I was the EU negotiator in the Balkans for nearly three years. They behaved well to me, they supported me, but they don’t like wielding power. The one other country in Europe that is happy with power and that has proper armed forces is France. We are both permanent members of the security council. When we work together we can have considerable influence in the security council. I think that will go on irrespective.

You see, I’ve spent quite a lot of my years as a person without being a member of the European Union, so I don’t instinctively question that Britain can’t have an independent foreign policy. We’ve had one and we will have one in the future.

You were the foreign secretary under Callaghan, a period often remembered as one of strife and division. Do you think that the UK now is more divided than ever?

Firstly, I think right up until January of 1979 Callaghan brought not only the Labour party but the country together. He took on the IMF – a very difficult issue- and got an agreement inside his cabinet and the Labour Party. I think he was a unifying figure.

Brexit is completely different to any past crisis because parliament cannot make up its mind. Right or wrong, under Thatcher, Wilson, Callaghan, by and large Parliament governed. It took decisions- you might not like it, but it was a period when you knew you had a government. We haven’t even had a government for the past three years.

This is a House of Commons that is dead, locked in the sense it cannot make decisions. We’ve got to have a General Election.
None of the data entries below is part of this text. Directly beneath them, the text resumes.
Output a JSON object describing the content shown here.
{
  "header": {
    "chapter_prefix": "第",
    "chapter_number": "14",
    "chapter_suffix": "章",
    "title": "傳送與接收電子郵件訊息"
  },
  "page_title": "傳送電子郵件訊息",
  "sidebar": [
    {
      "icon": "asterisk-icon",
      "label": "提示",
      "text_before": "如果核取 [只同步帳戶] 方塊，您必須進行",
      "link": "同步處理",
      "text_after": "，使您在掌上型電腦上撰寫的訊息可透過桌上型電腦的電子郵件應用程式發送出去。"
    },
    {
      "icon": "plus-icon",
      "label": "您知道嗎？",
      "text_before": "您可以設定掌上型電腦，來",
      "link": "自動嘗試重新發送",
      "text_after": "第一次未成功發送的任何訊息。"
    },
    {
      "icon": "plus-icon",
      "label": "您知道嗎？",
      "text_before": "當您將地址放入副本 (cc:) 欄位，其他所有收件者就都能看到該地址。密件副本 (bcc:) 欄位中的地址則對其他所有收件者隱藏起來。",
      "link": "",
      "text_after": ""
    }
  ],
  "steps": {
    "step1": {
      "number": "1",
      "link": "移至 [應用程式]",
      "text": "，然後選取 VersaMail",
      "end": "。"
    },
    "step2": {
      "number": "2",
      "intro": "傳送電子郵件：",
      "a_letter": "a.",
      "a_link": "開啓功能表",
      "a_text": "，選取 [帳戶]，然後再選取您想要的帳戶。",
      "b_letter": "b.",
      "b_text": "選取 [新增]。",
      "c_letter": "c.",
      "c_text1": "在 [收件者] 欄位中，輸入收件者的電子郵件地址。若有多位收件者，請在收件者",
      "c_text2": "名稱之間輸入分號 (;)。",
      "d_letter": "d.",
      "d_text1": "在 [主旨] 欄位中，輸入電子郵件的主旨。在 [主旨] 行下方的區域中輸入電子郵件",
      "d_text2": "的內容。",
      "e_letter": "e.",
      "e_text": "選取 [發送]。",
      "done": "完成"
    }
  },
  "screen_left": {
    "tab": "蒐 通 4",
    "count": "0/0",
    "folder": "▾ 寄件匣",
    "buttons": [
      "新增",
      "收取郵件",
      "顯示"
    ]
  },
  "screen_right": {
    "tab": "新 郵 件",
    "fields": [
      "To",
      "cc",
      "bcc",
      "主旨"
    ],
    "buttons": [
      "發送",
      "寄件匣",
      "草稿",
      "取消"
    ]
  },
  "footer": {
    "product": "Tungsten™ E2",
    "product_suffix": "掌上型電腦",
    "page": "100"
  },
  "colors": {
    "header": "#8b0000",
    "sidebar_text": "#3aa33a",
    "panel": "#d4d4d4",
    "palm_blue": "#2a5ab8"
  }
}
Postponing this nightmare which has gone on for three years is going to pose huge problems for this country.

You’ve had a referendum, don’t come back with a second referendum, and don’t sit on your hands pretending to be governing the country. I’ve never seen it before, its absolutely depressing.

You’d agree with Boris Johnson’s stance on another General Election now?

Well its not Boris Johnson’s stance, I just believe in a General Election. I think that this parliament can’t make up its mind, whoever is prime minister. A Parliament that cannot decide on a key fundamental issue for three years needs a General Election.

Image by Gordon Joly: copyright. This interview took place during Lord Owen's visit to the Cambridge Union.